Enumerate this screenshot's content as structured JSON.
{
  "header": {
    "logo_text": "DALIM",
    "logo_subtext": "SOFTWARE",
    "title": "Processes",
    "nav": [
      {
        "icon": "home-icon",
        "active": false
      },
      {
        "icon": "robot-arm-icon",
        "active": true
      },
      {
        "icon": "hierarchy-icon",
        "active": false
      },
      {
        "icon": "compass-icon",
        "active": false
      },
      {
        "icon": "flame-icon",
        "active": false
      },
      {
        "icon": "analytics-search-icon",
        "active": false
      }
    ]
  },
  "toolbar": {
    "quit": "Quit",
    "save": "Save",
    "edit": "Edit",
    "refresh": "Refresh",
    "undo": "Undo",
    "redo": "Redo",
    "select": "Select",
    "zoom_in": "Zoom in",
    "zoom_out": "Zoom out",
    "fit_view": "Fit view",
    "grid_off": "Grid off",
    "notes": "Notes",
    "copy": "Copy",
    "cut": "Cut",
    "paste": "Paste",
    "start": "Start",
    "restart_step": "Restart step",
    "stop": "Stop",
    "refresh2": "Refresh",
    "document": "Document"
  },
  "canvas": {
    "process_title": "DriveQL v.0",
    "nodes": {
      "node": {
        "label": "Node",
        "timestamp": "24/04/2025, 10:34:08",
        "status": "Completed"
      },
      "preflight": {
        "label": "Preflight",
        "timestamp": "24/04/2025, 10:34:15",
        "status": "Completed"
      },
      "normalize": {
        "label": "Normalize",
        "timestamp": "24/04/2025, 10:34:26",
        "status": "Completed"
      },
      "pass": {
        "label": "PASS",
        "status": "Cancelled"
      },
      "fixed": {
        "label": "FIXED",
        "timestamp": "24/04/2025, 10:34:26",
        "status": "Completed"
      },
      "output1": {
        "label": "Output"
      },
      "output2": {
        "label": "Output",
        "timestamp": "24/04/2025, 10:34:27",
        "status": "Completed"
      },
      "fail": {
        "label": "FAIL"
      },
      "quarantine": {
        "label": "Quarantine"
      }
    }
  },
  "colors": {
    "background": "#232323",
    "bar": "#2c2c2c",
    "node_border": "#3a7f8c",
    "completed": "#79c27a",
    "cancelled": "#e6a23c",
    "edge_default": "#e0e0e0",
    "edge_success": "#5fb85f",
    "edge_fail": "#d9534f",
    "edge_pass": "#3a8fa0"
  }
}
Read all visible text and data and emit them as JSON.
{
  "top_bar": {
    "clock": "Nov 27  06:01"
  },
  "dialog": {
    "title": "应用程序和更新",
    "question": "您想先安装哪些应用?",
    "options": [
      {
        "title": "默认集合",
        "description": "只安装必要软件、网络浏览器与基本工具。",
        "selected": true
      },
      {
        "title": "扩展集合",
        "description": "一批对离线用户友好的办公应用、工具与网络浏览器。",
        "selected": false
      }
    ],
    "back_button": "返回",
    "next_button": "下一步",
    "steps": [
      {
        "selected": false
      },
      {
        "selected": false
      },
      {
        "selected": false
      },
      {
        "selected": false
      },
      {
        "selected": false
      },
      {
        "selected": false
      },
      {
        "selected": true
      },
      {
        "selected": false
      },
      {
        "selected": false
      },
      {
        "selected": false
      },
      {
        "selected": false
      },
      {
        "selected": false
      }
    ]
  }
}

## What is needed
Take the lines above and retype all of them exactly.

## Your response
Enumerate this screenshot's content as structured JSON.
{
  "header": {
    "logo_text": "DALIM",
    "logo_subtext": "SOFTWARE",
    "title": "Processes",
    "nav": [
      {
        "icon": "home-icon",
        "active": false
      },
      {
        "icon": "robot-arm-icon",
        "active": true
      },
      {
        "icon": "hierarchy-icon",
        "active": false
      },
      {
        "icon": "compass-icon",
        "active": false
      },
      {
        "icon": "flame-icon",
        "active": false
      },
      {
        "icon": "analytics-search-icon",
        "active": false
      }
    ]
  },
  "toolbar": {
    "quit": "Quit",
    "save": "Save",
    "edit": "Edit",
    "refresh": "Refresh",
    "undo": "Undo",
    "redo": "Redo",
    "select": "Select",
    "zoom_in": "Zoom in",
    "zoom_out": "Zoom out",
    "fit_view": "Fit view",
    "grid_off": "Grid off",
    "notes": "Notes",
    "copy": "Copy",
    "cut": "Cut",
    "paste": "Paste",
    "start": "Start",
    "restart_step": "Restart step",
    "stop": "Stop",
    "refresh2": "Refresh",
    "document": "Document"
  },
  "canvas": {
    "process_title": "DriveQL v.0",
    "nodes": {
      "node": {
        "label": "Node",
        "timestamp": "24/04/2025, 10:34:08",
        "status": "Completed"
      },
      "preflight": {
        "label": "Preflight",
        "timestamp": "24/04/2025, 10:34:15",
        "status": "Completed"
      },
      "normalize": {
        "label": "Normalize",
        "timestamp": "24/04/2025, 10:34:26",
        "status": "Completed"
      },
      "pass": {
        "label": "PASS",
        "status": "Cancelled"
      },
      "fixed": {
        "label": "FIXED",
        "timestamp": "24/04/2025, 10:34:26",
        "status": "Completed"
      },
      "output1": {
        "label": "Output"
      },
      "output2": {
        "label": "Output",
        "timestamp": "24/04/2025, 10:34:27",
        "status": "Completed"
      },
      "fail": {
        "label": "FAIL"
      },
      "quarantine": {
        "label": "Quarantine"
      }
    }
  },
  "colors": {
    "background": "#232323",
    "bar": "#2c2c2c",
    "node_border": "#3a7f8c",
    "completed": "#79c27a",
    "cancelled": "#e6a23c",
    "edge_default": "#e0e0e0",
    "edge_success": "#5fb85f",
    "edge_fail": "#d9534f",
    "edge_pass": "#3a8fa0"
  }
}
Read all visible text and data and emit them as JSON.
{
  "top_bar": {
    "clock": "Nov 27  06:01"
  },
  "dialog": {
    "title": "应用程序和更新",
    "question": "您想先安装哪些应用?",
    "options": [
      {
        "title": "默认集合",
        "description": "只安装必要软件、网络浏览器与基本工具。",
        "selected": true
      },
      {
        "title": "扩展集合",
        "description": "一批对离线用户友好的办公应用、工具与网络浏览器。",
        "selected": false
      }
    ],
    "back_button": "返回",
    "next_button": "下一步",
    "steps": [
      {
        "selected": false
      },
      {
        "selected": false
      },
      {
        "selected": false
      },
      {
        "selected": false
      },
      {
        "selected": false
      },
      {
        "selected": false
      },
      {
        "selected": true
      },
      {
        "selected": false
      },
      {
        "selected": false
      },
      {
        "selected": false
      },
      {
        "selected": false
      },
      {
        "selected": false
      }
    ]
  }
}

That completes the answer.